Assigned task:
Copy out all the lines of the data that hold the word "JSON".

Exercise data:
▶

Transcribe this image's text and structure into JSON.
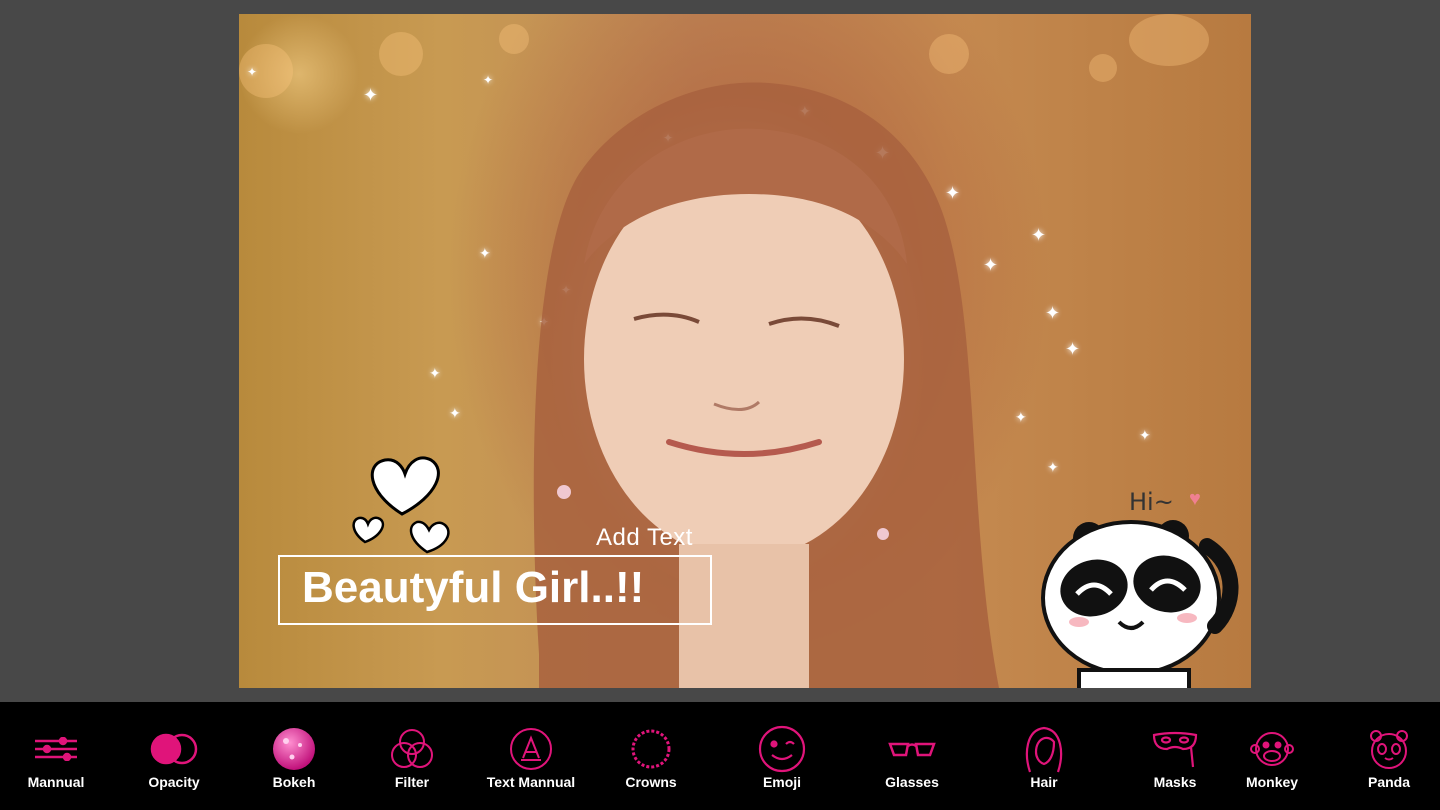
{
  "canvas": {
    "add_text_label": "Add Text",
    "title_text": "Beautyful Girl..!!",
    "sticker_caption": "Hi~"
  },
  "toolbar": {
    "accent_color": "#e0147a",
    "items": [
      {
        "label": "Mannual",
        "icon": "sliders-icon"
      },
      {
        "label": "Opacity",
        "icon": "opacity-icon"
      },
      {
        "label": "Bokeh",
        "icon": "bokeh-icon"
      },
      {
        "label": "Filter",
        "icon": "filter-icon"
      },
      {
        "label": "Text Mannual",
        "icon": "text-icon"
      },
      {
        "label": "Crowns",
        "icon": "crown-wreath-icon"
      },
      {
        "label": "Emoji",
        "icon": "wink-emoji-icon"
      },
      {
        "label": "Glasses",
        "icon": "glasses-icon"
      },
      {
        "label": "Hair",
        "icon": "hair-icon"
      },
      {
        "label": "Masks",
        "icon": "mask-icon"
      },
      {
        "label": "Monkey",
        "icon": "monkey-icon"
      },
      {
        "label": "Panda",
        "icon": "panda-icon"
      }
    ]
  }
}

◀
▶

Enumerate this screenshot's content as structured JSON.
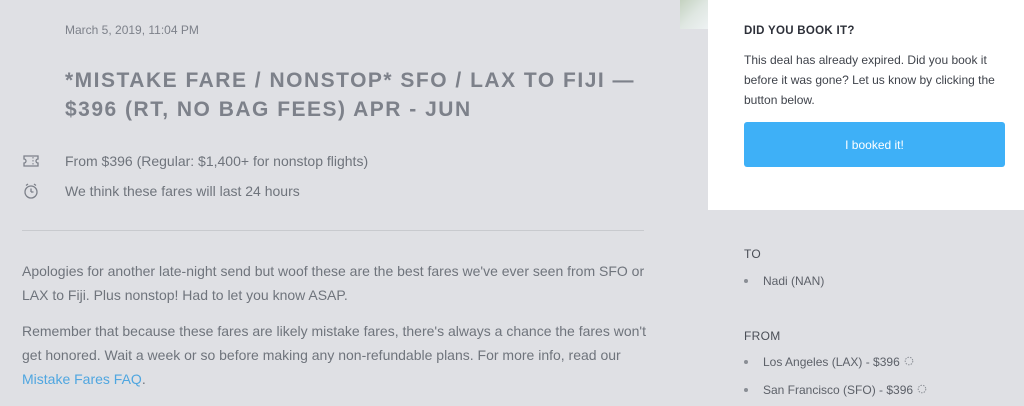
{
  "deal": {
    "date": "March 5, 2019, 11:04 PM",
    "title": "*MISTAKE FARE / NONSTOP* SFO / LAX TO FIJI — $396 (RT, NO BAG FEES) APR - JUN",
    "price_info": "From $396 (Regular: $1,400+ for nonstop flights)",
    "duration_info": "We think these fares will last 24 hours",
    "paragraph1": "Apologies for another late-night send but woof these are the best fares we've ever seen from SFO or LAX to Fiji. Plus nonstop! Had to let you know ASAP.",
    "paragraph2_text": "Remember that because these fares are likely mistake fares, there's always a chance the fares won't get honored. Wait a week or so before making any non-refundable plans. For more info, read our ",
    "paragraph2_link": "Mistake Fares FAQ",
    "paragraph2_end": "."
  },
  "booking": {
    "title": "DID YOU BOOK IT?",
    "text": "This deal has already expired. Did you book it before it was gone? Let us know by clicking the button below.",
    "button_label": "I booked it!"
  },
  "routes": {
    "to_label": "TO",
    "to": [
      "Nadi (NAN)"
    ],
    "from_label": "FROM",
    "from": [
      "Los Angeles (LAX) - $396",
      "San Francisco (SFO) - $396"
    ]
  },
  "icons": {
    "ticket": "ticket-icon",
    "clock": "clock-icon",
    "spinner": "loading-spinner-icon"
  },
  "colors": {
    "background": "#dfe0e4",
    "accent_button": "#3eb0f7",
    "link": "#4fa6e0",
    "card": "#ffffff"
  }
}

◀

Written solution:
Transcribe this image's text and structure into JSON.
Enumerate this screenshot's content as structured JSON.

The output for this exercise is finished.